The problem: our RV oven contains one rack, which can hold only one 9″ x 13″ pan at a time. (By comparison, “we still live in a house” cookie sheets are 11″ x 17″. Those don’t fit here.)

The solution: I silenced my inner Grinch and figured that shit out.

Not only is it tiny, but it runs on propane, with a typically recalcitrant pilot light.

Step 1: Grant the request of a person you can’t refuse

Our younger son is visiting us on his holiday break from the University of Texas. On day 2, I got, “Mom? Can we bake Christmas cookies?”

D’awwwww. Now how am I gonna turn that down?

Step 2: Choose no more than 2 recipes

You’re gonna be moving that cookie sheet in and out of the oven a lot. I counted 8 times for our 9 dozen cookies.

When we downsized to the RV, I got rid of an entire shelf of cookbooks.
Now I do this.

Step 3: Organize the effort with designated areas for everything

I placed utensils, bowls and pans on one part of the countertop, ingredients on another, and kept my prep area right next to the sink and garbage can. Putting items away as you go is an essential! You’ll know at a glance when you’re done with an ingredient, and it won’t continue to clutter up your space — you know, the space where you’re gonna have to put the actual cookies when they’re done?
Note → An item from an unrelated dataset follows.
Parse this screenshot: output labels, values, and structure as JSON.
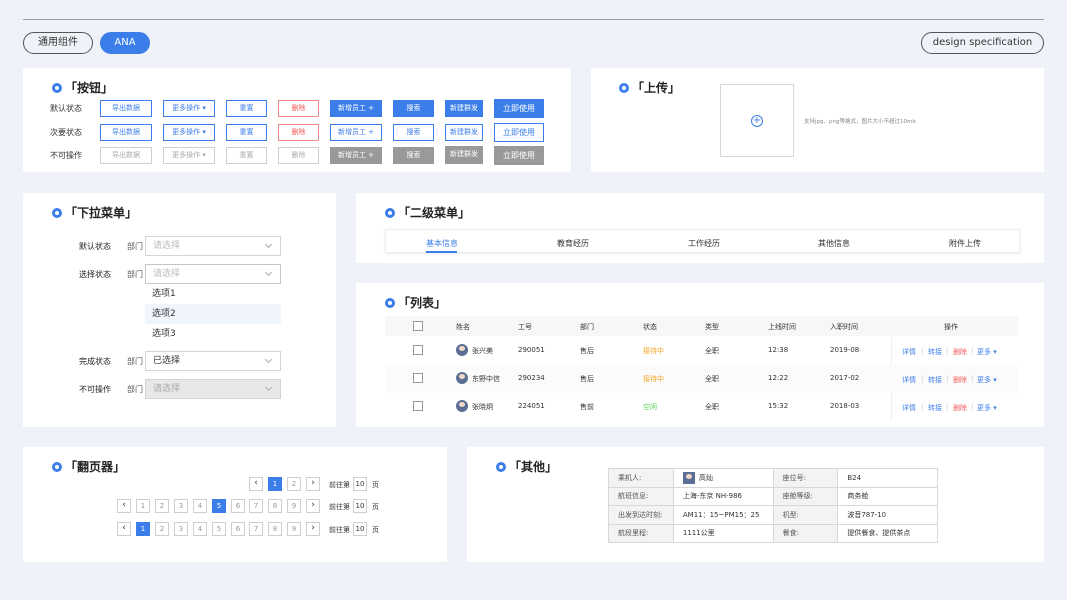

I knew you’d see things my way.

Ingredients on my left… (This area later became the Cookie Cooling surface, because by then all this stuff had been used and put back in the pantry.)

Bowls, pans and utensils behind me…

… and prep area in front of me.
I like to leave out a paper plate for used measuring cups and spoons, to help keep the countertop clean. Anything I’ve used for dry ingredients gets placed upright. Cups and spoons used for liquid ingredients go face down. Reduces the chance I’ll stick an oil-covered spoon into a canister full of flour, doncha know?

Step 4: Block off your afternoon

It took me just shy of three hours to make two batches of cookies, from the time I started setting up to the time I pulled the last round out of the oven. Since I’d been cleaning as I went along, it took only another five minutes to wash off the spatula and the last cookie sheet.

Step 5: Share your cookies and your recipes

There are three of us in here. We do not need 9 dozen cookies sitting around. We have neither the kitchen space nor the waistband capacity. One plate went to RV park neighbors; another will go to the front office.

… and Snickerdoodles.
(Hint: Chill the dough longer than recommended. I went with the specified 15 minutes, and my cookies spread all the hell over the place. The first two batches were christened fuckerdoodles.)

Step 6: If you really, really don’t want to mess with your RV oven…

Parks with a clubhouse may have an oven (the standard household size! electric!) available for guest use. Mix up your dough at home, chill it if required, and call the office to make sure nobody’s using the oven before you schlep over there with your dough, pans, pot holders, cooling racks, plastic containers, etc. Clean up after yourself, and don’t forget to leave a plate of your delicious homemade cookies for the office staff!